Here’s a yummy experiment to help you understand how hot cocoa powder becomes hot chocolate. You will need three identical pieces of chocolate or candy – soft chocolate, like milk chocolate sections, works best. You will also need a stopwatch or a watch with a second hand, and a volunteer (you can also do this on your own without a volunteer) to dissolve the chocolate.
Place the first piece of chocolate in the volunteer’s mouth. Tell the volunteer to not move his or her teeth, tongue, or actively suck on the chocolate. Simply let it sit there and dissolve in the saliva in the volunteer’s mouth. Time how long it takes the chocolate to dissolve from the time it is placed in the mouth until it is completely gone. Place the second piece of candy in the volunteer’s mouth. This time, tell your volunteer to use the tongue to move around the chocolate, but do not chew on it. Again, time how long it takes for the chocolate to disappear. Place the third piece in the volunteer’s mouth, this time letting him or her chew on the piece. Again, time how long it takes for the chocolate to disappear.

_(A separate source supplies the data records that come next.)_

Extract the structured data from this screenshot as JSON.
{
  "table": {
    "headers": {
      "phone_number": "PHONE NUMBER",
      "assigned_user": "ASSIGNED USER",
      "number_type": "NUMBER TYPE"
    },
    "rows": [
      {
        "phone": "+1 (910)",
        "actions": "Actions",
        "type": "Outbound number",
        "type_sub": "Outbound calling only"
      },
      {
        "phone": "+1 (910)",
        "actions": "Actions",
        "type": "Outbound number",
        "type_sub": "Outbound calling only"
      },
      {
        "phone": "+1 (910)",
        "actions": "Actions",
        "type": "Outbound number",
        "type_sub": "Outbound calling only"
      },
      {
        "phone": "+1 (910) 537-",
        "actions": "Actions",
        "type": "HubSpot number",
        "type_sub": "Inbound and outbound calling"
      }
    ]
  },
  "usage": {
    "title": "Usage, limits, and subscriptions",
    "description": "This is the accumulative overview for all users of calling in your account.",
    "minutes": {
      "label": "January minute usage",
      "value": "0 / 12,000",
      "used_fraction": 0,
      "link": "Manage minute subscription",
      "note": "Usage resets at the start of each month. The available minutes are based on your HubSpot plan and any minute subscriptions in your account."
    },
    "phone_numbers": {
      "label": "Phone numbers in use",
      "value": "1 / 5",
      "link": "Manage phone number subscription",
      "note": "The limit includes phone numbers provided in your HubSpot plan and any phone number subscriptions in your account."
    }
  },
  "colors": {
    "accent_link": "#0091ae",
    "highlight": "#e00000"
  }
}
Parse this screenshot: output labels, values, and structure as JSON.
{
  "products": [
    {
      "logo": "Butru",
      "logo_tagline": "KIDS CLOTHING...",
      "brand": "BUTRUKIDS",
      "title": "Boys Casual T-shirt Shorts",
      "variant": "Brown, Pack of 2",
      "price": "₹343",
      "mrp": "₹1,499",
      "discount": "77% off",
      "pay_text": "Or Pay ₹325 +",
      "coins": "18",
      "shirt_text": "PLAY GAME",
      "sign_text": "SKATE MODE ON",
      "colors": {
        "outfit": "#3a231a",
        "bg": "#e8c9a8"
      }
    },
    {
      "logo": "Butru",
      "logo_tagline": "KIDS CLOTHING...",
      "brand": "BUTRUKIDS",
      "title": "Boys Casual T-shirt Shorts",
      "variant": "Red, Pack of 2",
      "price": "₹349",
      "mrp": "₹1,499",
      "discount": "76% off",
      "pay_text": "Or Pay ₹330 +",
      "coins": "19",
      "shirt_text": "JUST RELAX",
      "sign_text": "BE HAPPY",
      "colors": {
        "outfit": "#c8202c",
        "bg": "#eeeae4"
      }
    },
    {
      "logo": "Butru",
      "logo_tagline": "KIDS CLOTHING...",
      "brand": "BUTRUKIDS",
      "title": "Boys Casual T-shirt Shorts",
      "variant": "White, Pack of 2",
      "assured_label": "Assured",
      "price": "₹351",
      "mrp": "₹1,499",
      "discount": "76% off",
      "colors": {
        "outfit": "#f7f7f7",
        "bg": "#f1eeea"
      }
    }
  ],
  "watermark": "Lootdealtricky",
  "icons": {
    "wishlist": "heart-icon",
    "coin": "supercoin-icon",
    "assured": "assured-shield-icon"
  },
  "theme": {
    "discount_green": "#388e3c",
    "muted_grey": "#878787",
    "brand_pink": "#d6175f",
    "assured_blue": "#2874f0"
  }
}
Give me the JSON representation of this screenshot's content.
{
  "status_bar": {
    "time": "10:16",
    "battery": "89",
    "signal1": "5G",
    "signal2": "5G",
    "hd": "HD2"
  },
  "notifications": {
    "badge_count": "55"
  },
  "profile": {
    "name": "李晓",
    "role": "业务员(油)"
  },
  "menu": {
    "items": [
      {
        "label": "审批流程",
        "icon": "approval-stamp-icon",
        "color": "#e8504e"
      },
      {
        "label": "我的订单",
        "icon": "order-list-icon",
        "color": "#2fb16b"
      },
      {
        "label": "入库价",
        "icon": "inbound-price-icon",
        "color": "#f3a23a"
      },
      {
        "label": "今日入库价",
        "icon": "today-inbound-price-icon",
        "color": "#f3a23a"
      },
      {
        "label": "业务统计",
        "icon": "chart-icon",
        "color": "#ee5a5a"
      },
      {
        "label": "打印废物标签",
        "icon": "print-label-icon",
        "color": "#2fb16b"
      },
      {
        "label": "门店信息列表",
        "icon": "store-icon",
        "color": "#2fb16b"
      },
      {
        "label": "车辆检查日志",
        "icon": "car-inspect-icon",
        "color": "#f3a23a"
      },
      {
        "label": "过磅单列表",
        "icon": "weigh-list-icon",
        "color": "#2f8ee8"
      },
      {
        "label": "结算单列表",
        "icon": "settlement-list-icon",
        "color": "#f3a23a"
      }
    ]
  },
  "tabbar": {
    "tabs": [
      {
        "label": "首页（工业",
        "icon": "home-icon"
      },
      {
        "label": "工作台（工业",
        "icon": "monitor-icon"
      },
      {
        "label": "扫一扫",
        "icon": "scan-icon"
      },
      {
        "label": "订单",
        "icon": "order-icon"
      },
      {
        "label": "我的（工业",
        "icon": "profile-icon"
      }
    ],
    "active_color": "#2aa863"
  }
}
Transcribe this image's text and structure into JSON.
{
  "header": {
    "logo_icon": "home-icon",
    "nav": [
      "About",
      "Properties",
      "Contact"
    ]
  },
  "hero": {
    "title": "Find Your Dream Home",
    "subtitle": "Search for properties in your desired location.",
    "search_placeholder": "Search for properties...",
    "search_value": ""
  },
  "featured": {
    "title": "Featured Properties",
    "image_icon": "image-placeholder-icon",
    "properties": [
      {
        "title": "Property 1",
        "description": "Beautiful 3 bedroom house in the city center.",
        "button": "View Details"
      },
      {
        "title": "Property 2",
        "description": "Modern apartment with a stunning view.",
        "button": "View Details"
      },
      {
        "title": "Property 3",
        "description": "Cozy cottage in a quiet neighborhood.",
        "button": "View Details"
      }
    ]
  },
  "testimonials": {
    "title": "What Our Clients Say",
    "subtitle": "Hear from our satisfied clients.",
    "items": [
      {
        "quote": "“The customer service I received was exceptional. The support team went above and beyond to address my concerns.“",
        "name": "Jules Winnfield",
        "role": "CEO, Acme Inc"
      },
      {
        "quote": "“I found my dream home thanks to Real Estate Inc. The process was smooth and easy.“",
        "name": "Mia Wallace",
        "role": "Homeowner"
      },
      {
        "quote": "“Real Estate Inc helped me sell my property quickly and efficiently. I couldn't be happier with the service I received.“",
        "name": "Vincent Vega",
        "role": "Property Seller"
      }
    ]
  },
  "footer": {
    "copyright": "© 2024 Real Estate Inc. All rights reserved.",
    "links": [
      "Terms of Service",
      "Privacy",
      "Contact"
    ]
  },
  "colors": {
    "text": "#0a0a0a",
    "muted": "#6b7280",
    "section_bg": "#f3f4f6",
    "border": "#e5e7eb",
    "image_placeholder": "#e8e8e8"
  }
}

All three methods worked to dissolve the chocolate because they all exposed the chocolate to the mouth’s saliva. In chemistry terms, saliva is a solvent that helps to break down food (a ‘solute’) in the mouth before it is swallowed. (A solute is anything the solvent dissolves.) In hot chocolate, the hot water or hot milk acts as the solvent that dissolves the cocoa powder, the solute. But why did each piece of chocolate take a different amount of time to dissolve? To answer this, we must first understand how solvents and solutes work. For a solvent to break down a solute, it must be in contact with the surface area of the solute. The more surface area the solvent is exposed to, the quicker it can break down the solute. In your experiment, the only variable was the amount of agitation (movement) each piece of chocolate experienced while in the mouth.
The first piece of chocolate that just sat in the mouth and slowly dissolved away is like just emptying a packet of cocoa powder into a cup of hot water. Without any movement to expose more surface areas of the solute, it takes a while for the solvent to dissolve the solute. The second piece of chocolate that was moved around the mouth by the tongue is like stirring the cocoa powder and the hot water. It takes less time than just letting it sit there, but it still takes a while to expose all the surface area of the cocoa to the water (hence why you get dry ‘clumps’ of powder when trying to make hot chocolate). The third piece of chocolate dissolved very quickly because the teeth chewed it up, which allowed the saliva to come in contact with a larger surface area more quickly. This is comparable to putting your hot water and cocoa powder in a blender. The blades of the blender act like teeth and can quickly break up those dry clumps of powder, making hot chocolate that much quicker. But for practical purposes, and not having to clean up the blender every time, most people are content with just using a spoon to stir their hot chocolate.
As a side note, water is often called the universal solvent because, given enough time, it will dissolve just about anything. There are two main factors that increase how fast something will dissolve: agitation and temperature. As you found in this experiment, the more agitation and movement the solute experiences while immersed in the solvent, the quicker it will dissolve. With temperature, the hotter the solvent is, the faster the molecules in the solvent move. Therefore, the molecules have more energy and can dissolve the solute faster.